Medicare Funds for Nursing Homes Will Be Withheld if Workers Not Vaccinated, Biden Says

President Joe Biden announced Wednesday that nursing homes must require all staff to be vaccinated against COVID-19 in order to receive funding through Medicare and Medicaid programs.

During a White House press conference the president said he is directing the Department of Health and Human Services (HHS) to devise a new set of rules stating that mandatory employee vaccination is a requirement for facilities that wish to receive or continue receiving this type of federal funding.

"Today I'm announcing a new step," Biden said. "If you work in a nursing home, and serve people on Medicare or Medicaid, you will also be required to get vaccinated."

Biden pointed to the disconnect between the high numbers of nursing home resident casualties and the low percentage of worker vaccination rates as reasoning for his push, saying, "More than 130,000 residents of nursing homes, sadly, over the period of this virus, passed away. At the same time, vaccination rates among nursing home staff significantly trail the rest of the country."

President Joe Biden
President Joe Biden announced from the East Room of the White House Wednesday that nursing homes must require all staff be vaccinated against COVID-19 in order to receive funding through Medicare and Medicaid programs. Anna Moneymaker/Getty

There are about 15,000 nursing homes employing roughly 1.3 million people in the United States that receive funding from Medicare and/or Medicaid. Only about 60 percent of those workers are vaccinated, according to data from the Centers for Medicare and Medicaid Services (CMS).
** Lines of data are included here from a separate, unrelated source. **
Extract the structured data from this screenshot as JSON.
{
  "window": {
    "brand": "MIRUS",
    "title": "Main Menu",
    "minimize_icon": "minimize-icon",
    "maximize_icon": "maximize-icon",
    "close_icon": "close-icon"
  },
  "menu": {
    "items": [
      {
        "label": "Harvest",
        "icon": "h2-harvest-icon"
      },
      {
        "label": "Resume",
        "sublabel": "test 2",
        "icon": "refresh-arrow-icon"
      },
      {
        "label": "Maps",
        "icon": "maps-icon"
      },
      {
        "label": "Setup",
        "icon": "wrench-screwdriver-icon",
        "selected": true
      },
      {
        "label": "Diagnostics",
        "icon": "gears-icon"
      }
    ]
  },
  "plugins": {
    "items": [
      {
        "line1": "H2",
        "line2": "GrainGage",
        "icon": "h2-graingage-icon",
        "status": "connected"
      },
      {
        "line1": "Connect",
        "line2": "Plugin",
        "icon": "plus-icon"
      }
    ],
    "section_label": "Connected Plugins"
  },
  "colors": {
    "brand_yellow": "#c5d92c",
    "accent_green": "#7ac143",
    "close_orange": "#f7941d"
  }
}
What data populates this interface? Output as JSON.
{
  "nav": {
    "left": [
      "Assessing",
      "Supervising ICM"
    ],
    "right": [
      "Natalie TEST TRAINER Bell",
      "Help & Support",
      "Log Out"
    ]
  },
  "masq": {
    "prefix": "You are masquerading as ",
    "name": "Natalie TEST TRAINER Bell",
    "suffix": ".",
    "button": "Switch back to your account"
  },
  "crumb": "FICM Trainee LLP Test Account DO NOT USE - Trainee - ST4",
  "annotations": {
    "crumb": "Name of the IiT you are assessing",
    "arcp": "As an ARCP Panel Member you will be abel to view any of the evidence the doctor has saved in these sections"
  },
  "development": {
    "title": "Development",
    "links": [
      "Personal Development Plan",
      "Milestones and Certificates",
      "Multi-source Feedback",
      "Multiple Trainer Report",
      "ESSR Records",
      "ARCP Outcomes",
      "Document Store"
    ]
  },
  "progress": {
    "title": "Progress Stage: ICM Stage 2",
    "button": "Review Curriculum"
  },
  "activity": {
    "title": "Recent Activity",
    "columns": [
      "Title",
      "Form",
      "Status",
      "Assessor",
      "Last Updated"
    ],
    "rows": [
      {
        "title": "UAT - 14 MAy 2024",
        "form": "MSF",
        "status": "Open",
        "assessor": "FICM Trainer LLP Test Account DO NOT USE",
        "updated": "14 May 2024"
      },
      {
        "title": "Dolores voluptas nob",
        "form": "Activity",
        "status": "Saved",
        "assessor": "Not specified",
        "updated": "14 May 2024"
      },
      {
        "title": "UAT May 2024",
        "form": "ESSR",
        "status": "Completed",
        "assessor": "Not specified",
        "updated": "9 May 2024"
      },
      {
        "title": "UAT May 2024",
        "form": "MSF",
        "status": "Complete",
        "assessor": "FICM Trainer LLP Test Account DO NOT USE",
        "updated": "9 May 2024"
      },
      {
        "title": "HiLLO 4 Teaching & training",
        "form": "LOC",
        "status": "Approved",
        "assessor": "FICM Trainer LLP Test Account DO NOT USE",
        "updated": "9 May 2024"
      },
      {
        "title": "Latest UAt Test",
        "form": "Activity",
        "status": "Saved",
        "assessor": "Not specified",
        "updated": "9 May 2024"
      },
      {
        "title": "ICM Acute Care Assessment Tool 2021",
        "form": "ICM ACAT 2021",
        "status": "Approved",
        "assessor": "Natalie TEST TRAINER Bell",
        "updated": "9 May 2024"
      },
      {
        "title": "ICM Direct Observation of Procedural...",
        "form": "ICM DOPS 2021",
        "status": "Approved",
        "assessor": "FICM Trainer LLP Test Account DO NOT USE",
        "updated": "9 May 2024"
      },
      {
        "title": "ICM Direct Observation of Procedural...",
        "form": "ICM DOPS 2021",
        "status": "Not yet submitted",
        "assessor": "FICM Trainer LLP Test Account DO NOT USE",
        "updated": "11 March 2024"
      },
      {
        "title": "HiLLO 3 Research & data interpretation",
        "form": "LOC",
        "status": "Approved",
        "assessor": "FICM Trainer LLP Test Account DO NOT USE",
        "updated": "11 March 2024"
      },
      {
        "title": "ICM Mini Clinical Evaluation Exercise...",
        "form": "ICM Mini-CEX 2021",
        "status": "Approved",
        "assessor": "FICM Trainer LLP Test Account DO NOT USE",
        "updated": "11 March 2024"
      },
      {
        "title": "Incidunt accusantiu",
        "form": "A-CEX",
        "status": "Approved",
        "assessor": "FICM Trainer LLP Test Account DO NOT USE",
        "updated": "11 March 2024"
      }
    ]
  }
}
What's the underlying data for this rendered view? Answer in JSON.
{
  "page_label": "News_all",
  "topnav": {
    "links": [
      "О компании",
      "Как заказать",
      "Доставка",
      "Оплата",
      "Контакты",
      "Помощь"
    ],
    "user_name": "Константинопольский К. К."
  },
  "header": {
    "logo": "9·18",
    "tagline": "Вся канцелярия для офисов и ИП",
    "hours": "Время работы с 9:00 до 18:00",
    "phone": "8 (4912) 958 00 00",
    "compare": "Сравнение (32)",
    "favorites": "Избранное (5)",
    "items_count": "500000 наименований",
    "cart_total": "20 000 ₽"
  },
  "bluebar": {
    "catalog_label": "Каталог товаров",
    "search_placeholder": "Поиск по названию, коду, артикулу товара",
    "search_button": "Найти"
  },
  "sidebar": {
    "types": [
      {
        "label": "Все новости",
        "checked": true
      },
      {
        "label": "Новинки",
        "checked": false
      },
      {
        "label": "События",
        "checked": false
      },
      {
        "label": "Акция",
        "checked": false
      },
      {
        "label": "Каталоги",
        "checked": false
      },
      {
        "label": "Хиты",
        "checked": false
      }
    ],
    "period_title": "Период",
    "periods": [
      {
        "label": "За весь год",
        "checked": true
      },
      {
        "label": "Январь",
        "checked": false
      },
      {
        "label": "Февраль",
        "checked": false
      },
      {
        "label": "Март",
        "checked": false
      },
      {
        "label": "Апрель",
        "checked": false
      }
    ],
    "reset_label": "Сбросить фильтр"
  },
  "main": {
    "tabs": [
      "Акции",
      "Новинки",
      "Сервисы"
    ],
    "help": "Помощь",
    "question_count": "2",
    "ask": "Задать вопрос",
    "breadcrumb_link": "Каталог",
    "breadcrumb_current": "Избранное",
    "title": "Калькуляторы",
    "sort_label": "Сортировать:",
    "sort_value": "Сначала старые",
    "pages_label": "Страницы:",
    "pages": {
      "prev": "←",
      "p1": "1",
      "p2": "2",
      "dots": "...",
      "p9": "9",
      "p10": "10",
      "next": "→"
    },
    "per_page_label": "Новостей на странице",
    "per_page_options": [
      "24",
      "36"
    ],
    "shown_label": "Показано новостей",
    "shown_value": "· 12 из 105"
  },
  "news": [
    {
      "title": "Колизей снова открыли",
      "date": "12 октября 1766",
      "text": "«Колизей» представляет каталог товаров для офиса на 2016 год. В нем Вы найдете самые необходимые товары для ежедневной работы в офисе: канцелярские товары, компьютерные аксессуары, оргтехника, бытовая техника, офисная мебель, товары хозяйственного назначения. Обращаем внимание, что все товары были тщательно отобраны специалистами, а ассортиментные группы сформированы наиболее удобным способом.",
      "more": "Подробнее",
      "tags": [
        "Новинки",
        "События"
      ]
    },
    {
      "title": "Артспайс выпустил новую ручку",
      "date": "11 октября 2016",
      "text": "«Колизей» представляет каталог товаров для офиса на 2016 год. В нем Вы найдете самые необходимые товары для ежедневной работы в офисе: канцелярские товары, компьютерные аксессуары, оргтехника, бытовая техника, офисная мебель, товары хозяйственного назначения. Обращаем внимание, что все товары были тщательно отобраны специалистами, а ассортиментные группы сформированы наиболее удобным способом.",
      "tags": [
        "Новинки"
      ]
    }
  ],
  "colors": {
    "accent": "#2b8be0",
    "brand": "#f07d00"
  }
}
"The studies show that highly vaccinated nursing home staff is associated with at least 30 percent less COVID-19 cases among long-term care residents," Biden added.

Biden pointed to other groups his administration has already marked for mandated vaccination, including federal workers and contractors, medical staff at Veteran Affairs hospitals, and active-duty members of the military and national guard.

"You walk into a government office building, you should know the federal workers are doing everything possible to keep you safe," Biden said. "If you're a veteran seeking care at a VA hospital...Now, if you visit, live or work in a nursing home, you should not be at a high risk for contracting COVID from unvaccinated employees."

Many Americans have reacted negatively to increasing vaccine requirements across the U.S.—including those instituted by private employers as well as government bodies.

Biden seemed to speak to those Americans when he acknowledged the limits of his power, lauded large corporations for instituting mandates, and called for even more employers to do the same. He reminded Americans that vaccine requirements are not a new limit on freedoms.

"Let's be clear. Vaccination requirements have been around for decades," the president said. He pointed to longtime requirements for health professionals and military troops, who are "typically required to receive vaccines to prevent everything from polio smallpox and measles, mumps, rubella."

Biden also announced during the press conference that a booster shot for those who received their Prizer of Moderna COVID-19 vaccinations at least eight months ago will be available from September 20 and onward.

Newsweek reached out to the Centers for Medicare and Medicaid Services for comment but did not hear back in time for publication.